__Exercise objective__: Set down the line that has "Parse this screenshot: output" and each line beneath it, through the last line of the entries, exactly and with no others.

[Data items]
>>>>>

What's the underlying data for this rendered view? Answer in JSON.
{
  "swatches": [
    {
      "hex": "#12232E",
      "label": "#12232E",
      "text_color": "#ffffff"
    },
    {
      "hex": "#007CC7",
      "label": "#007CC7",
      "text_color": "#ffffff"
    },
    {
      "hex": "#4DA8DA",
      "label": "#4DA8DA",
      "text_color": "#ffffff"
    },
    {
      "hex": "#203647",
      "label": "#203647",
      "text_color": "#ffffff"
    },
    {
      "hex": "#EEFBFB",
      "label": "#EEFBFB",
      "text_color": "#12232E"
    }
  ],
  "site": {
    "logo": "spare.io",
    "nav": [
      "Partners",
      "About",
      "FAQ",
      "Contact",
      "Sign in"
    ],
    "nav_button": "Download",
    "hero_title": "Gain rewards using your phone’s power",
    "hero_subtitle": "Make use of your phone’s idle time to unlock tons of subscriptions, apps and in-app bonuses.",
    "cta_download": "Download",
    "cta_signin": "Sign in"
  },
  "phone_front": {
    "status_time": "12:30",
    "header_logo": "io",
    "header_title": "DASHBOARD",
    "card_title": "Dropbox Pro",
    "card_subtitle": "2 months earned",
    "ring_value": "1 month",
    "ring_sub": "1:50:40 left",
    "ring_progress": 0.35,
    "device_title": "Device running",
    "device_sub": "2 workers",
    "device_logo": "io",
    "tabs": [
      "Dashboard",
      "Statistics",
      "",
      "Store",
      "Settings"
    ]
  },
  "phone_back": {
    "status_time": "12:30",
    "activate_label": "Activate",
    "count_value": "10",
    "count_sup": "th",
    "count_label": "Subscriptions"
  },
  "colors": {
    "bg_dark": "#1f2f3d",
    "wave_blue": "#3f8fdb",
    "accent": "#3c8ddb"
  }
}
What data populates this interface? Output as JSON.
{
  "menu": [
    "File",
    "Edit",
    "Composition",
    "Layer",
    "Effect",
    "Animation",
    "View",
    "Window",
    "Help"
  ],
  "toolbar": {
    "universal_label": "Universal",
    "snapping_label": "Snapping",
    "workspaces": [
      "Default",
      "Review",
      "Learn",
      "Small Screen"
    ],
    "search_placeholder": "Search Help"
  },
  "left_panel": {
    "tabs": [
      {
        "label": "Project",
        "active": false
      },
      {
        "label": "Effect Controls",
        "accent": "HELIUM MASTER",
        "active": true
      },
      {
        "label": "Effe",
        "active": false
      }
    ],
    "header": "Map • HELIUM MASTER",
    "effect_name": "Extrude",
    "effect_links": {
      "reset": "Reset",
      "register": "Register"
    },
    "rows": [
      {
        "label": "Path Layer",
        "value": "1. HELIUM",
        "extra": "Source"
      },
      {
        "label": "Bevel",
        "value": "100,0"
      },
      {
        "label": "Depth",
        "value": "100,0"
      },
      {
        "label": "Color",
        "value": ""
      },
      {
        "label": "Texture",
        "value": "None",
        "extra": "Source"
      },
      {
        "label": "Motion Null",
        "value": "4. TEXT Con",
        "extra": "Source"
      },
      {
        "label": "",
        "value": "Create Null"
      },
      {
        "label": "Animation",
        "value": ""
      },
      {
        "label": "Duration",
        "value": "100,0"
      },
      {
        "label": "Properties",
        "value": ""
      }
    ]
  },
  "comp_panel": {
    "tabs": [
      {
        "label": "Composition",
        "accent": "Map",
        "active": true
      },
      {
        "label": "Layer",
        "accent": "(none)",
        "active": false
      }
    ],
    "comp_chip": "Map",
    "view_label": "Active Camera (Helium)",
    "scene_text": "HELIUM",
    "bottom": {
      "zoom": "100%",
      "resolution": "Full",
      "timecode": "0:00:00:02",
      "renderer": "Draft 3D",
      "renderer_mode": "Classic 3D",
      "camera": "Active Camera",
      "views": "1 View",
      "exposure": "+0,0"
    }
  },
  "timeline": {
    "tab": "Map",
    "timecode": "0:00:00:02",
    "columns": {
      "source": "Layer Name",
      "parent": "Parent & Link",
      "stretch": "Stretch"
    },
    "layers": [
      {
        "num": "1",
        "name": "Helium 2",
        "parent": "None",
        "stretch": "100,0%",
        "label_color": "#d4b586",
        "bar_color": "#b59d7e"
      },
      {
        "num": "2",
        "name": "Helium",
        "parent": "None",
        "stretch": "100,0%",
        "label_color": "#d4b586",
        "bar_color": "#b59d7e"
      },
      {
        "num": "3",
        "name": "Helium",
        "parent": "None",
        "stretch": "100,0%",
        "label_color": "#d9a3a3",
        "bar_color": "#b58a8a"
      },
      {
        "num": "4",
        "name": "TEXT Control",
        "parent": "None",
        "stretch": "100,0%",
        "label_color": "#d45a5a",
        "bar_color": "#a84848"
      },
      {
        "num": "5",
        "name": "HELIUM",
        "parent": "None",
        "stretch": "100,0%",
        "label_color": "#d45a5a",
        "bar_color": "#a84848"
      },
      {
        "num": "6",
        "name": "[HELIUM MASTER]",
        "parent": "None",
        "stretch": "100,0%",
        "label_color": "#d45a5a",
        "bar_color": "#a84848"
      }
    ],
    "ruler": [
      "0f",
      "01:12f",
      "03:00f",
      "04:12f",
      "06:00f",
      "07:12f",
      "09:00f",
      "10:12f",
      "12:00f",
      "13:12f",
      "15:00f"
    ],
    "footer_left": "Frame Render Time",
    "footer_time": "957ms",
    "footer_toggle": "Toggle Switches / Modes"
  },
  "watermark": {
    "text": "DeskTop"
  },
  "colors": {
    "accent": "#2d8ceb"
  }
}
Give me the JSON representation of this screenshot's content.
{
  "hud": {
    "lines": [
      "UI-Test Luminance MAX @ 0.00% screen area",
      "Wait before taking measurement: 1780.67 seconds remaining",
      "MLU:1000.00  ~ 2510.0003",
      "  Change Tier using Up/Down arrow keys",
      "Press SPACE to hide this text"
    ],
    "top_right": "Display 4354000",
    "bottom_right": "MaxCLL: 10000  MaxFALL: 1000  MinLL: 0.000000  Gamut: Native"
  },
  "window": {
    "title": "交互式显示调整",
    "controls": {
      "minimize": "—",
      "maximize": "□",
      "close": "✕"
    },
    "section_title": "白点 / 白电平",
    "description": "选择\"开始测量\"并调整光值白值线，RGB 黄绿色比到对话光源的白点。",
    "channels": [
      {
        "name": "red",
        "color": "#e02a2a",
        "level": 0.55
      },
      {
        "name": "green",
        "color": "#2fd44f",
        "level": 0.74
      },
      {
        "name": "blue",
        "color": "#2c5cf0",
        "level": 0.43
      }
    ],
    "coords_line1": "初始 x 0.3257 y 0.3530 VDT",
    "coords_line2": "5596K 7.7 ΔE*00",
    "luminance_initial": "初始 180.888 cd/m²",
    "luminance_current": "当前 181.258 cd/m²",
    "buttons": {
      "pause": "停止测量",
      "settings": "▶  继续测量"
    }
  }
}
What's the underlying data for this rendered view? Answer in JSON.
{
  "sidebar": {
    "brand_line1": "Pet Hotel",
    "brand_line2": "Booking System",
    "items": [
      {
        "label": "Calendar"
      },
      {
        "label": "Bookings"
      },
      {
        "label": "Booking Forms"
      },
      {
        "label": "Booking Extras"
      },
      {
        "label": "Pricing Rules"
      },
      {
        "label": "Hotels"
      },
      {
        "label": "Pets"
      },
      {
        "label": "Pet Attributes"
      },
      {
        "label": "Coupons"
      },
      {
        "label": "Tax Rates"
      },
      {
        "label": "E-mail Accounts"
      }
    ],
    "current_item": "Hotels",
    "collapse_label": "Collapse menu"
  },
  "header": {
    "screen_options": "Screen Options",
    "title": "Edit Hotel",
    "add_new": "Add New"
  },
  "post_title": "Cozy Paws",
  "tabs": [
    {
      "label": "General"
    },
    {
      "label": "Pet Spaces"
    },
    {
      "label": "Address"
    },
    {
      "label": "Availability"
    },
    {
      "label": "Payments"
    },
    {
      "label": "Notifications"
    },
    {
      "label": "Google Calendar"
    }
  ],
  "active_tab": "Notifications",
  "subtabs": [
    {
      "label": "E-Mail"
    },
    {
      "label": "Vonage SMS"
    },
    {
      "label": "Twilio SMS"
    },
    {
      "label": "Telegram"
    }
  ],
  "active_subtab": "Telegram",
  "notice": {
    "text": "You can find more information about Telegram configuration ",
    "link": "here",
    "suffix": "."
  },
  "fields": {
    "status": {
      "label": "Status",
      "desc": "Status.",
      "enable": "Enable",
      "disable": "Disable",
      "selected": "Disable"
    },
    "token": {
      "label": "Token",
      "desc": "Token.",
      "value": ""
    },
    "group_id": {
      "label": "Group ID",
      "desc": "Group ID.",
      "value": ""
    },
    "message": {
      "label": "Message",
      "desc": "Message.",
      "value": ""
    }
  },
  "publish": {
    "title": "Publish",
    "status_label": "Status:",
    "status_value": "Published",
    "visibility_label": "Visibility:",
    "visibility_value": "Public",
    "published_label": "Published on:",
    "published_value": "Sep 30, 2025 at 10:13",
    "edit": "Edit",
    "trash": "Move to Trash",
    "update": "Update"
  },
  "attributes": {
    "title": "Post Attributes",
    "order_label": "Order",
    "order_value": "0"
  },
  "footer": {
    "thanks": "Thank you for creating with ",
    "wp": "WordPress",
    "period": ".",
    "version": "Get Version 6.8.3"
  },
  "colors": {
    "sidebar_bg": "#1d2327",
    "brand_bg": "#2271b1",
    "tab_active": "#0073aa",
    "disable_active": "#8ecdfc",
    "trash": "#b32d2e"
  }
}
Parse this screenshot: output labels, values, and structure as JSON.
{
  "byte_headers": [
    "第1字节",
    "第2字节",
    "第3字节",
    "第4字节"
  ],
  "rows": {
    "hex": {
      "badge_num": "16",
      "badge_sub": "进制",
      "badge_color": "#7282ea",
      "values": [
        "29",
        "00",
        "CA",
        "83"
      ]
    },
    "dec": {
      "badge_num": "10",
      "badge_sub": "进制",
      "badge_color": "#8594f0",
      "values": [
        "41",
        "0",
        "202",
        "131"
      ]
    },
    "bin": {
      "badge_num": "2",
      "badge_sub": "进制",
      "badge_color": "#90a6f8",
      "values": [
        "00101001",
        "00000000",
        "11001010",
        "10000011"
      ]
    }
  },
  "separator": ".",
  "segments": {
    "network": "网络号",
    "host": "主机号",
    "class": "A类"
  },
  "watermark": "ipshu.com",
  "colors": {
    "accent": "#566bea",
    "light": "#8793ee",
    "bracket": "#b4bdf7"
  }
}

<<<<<

__Task result__:
Parse this screenshot: output labels, values, and structure as JSON.
{
  "byte_headers": [
    "第1字节",
    "第2字节",
    "第3字节",
    "第4字节"
  ],
  "rows": {
    "hex": {
      "badge_num": "16",
      "badge_sub": "进制",
      "badge_color": "#7282ea",
      "values": [
        "29",
        "00",
        "CA",
        "83"
      ]
    },
    "dec": {
      "badge_num": "10",
      "badge_sub": "进制",
      "badge_color": "#8594f0",
      "values": [
        "41",
        "0",
        "202",
        "131"
      ]
    },
    "bin": {
      "badge_num": "2",
      "badge_sub": "进制",
      "badge_color": "#90a6f8",
      "values": [
        "00101001",
        "00000000",
        "11001010",
        "10000011"
      ]
    }
  },
  "separator": ".",
  "segments": {
    "network": "网络号",
    "host": "主机号",
    "class": "A类"
  },
  "watermark": "ipshu.com",
  "colors": {
    "accent": "#566bea",
    "light": "#8793ee",
    "bracket": "#b4bdf7"
  }
}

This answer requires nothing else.